Geoff GordonGeoff Gordon
Office Wean Hall 4125
eMail, URL ggordon at cs,
Office Hours Mon. 12:00 PM - 1:30 PM
Ziv Bar-JosephZiv Bar-Joseph
Office Wean Hall 4107
eMail, URL zivbj at cs,
Office Hours Wed. 12:00 PM - 1:30 PM


Michael BenischMichael Benisch
Office Smith Hall 234
eMail, URL mbenisch at cs,
Office Hours Thurs. 1:30 PM - 2:30 PM
Yang GuYang Gu
Office Wean Hall 3702
eMail, URL guyang at cs,
Office Hours Tues. 3:10 PM - 4:10 PM

Administrative Assistant

Monica Hopesmeh at cs, Wean Hall 4619

Course Structure

The requirements of this course will consist of participating in lectures, five problem sets, midterm and a project. The grading breakdown is as follows:

  • Problem Sets: 35%
  • Midterm : 30%
  • Final Project: 25%
  • Class Participation and Reading: 10%
  • For most of the class we will follow the book:

  • Artificial Intelligence: A Modern Approach 2nd Edition. by Russell and Norvig (Prentice Hall).
  • Some lectures will have assigned reading, and it is expected that students read the assigned chapters before class.

    Problem Sets

    We will have five problem sets. Problem sets will consist of both theoretical and programming assignments. On some assignments we will recommend that students program in Matlab. However, you are free to do your assignments in any programming language you like as long as you clear it with the TAs first. We will hold a Matlab tutorial during the first week of classes for those who are not familiar with this language.

    While you are permitted to discuss the problem sets with fellow class members, each student must write the solutions and code on her / his own. Problem sets are due at the beginning of class on their due date.

    Late Homework Policy

    In any case of personal problems preventing you from submitting your answers on time, please contact the instructors or TAs as soon as possible (before the problem set is due). If you do not have a good enough reason for a late submission you will be penalized according to the following policy:

  • Homework is worth full credit at the beginning of class on the due date.
  • It is worth 75% credit for the next 24 hours.
  • It is worth 50% credit if submitted more than 24 hours but less than 48 hours after due time.
  • It is worth zero credit after that.
  • You must turn in all of the homeworks, even if for zero credit, in order to pass the course. Turn in all late homework assignments to Monica Hopes.

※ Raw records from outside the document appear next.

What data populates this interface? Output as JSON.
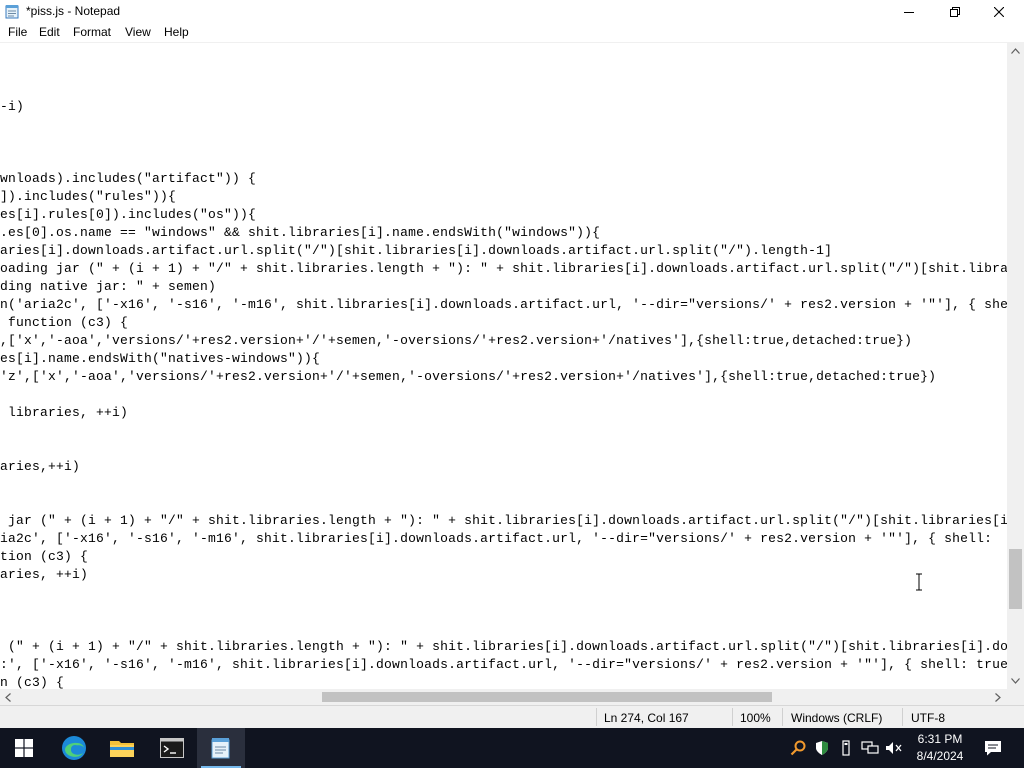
{
  "window": {
    "title": "*piss.js - Notepad",
    "icon": "notepad-icon"
  },
  "menu": {
    "items": [
      "File",
      "Edit",
      "Format",
      "View",
      "Help"
    ]
  },
  "editor": {
    "lines": [
      "-i)",
      "",
      "",
      "",
      "wnloads).includes(\"artifact\")) {",
      "]).includes(\"rules\")){",
      "es[i].rules[0]).includes(\"os\")){",
      ".es[0].os.name == \"windows\" && shit.libraries[i].name.endsWith(\"windows\")){",
      "aries[i].downloads.artifact.url.split(\"/\")[shit.libraries[i].downloads.artifact.url.split(\"/\").length-1]",
      "oading jar (\" + (i + 1) + \"/\" + shit.libraries.length + \"): \" + shit.libraries[i].downloads.artifact.url.split(\"/\")[shit.libra",
      "ding native jar: \" + semen)",
      "n('aria2c', ['-x16', '-s16', '-m16', shit.libraries[i].downloads.artifact.url, '--dir=\"versions/' + res2.version + '\"'], { she",
      " function (c3) {",
      ",['x','-aoa','versions/'+res2.version+'/'+semen,'-oversions/'+res2.version+'/natives'],{shell:true,detached:true})",
      "es[i].name.endsWith(\"natives-windows\")){",
      "'z',['x','-aoa','versions/'+res2.version+'/'+semen,'-oversions/'+res2.version+'/natives'],{shell:true,detached:true})",
      "",
      " libraries, ++i)",
      "",
      "",
      "aries,++i)",
      "",
      "",
      " jar (\" + (i + 1) + \"/\" + shit.libraries.length + \"): \" + shit.libraries[i].downloads.artifact.url.split(\"/\")[shit.libraries[i",
      "ia2c', ['-x16', '-s16', '-m16', shit.libraries[i].downloads.artifact.url, '--dir=\"versions/' + res2.version + '\"'], { shell:",
      "tion (c3) {",
      "aries, ++i)",
      "",
      "",
      "",
      " (\" + (i + 1) + \"/\" + shit.libraries.length + \"): \" + shit.libraries[i].downloads.artifact.url.split(\"/\")[shit.libraries[i].do",
      ":', ['-x16', '-s16', '-m16', shit.libraries[i].downloads.artifact.url, '--dir=\"versions/' + res2.version + '\"'], { shell: true",
      "n (c3) {"
    ]
  },
  "status": {
    "position": "Ln 274, Col 167",
    "zoom": "100%",
    "line_ending": "Windows (CRLF)",
    "encoding": "UTF-8"
  },
  "taskbar": {
    "apps": [
      "start-icon",
      "edge-icon",
      "file-explorer-icon",
      "terminal-icon",
      "notepad-icon"
    ],
    "time": "6:31 PM",
    "date": "8/4/2024"
  },
  "colors": {
    "taskbar": "#101420",
    "accent": "#76b9ed",
    "status_bar": "#f0f0f0"
  }
}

    The Midterm will take place during class hours (see schedule). It will cover the material in the first two parts of class. We will be holding review sessions prior to the midterm. More information will be provided later in the class.


    There are many exciting opportunities for projects in the general area of AI. Projects will either try to extend one the methods discussed in class, apply a method to a new problem or dataset or apply a new /revised algorithm to one of the problems discussed in class. We will provide a number of ideas for projects but students are encouraged to propose their own ideas.

    Projects will be carried out in teams of one or two (encouraged) students. You will submit a one page proposal and a one page progress report during the semester (see class schedule for dates). The final project presentation will be in a poster session during the final exam period. You will also be required to submit a project report of no more than six pages during the poster session.